Start of Dataset records

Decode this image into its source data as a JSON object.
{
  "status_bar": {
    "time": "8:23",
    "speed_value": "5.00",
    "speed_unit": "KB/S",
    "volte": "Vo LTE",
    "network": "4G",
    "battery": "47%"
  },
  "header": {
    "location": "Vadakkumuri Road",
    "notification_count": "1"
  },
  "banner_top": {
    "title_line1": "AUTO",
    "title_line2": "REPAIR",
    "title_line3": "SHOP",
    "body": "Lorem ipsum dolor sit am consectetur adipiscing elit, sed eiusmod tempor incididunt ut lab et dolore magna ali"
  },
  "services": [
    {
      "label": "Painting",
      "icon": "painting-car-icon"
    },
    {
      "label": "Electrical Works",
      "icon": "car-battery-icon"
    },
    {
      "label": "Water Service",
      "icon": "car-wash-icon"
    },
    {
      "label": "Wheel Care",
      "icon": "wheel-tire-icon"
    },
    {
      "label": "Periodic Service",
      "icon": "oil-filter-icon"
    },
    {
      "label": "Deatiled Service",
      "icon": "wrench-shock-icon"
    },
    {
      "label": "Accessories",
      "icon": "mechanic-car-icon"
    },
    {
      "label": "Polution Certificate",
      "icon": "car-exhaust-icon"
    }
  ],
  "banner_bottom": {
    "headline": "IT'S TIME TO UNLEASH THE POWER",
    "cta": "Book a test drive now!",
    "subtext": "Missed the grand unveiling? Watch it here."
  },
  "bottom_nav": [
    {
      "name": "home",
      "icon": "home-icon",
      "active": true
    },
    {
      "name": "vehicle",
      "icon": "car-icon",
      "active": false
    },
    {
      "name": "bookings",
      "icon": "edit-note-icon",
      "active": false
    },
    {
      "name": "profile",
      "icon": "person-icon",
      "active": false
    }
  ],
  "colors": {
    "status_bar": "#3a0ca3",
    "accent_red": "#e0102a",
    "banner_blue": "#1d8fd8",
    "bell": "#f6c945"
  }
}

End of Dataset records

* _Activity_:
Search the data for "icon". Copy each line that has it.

* _Output below_:
      "icon": "painting-car-icon"
      "icon": "car-battery-icon"
      "icon": "car-wash-icon"
      "icon": "wheel-tire-icon"
      "icon": "oil-filter-icon"
      "icon": "wrench-shock-icon"
      "icon": "mechanic-car-icon"
      "icon": "car-exhaust-icon"
      "icon": "home-icon",
      "icon": "car-icon",
      "icon": "edit-note-icon",
      "icon": "person-icon",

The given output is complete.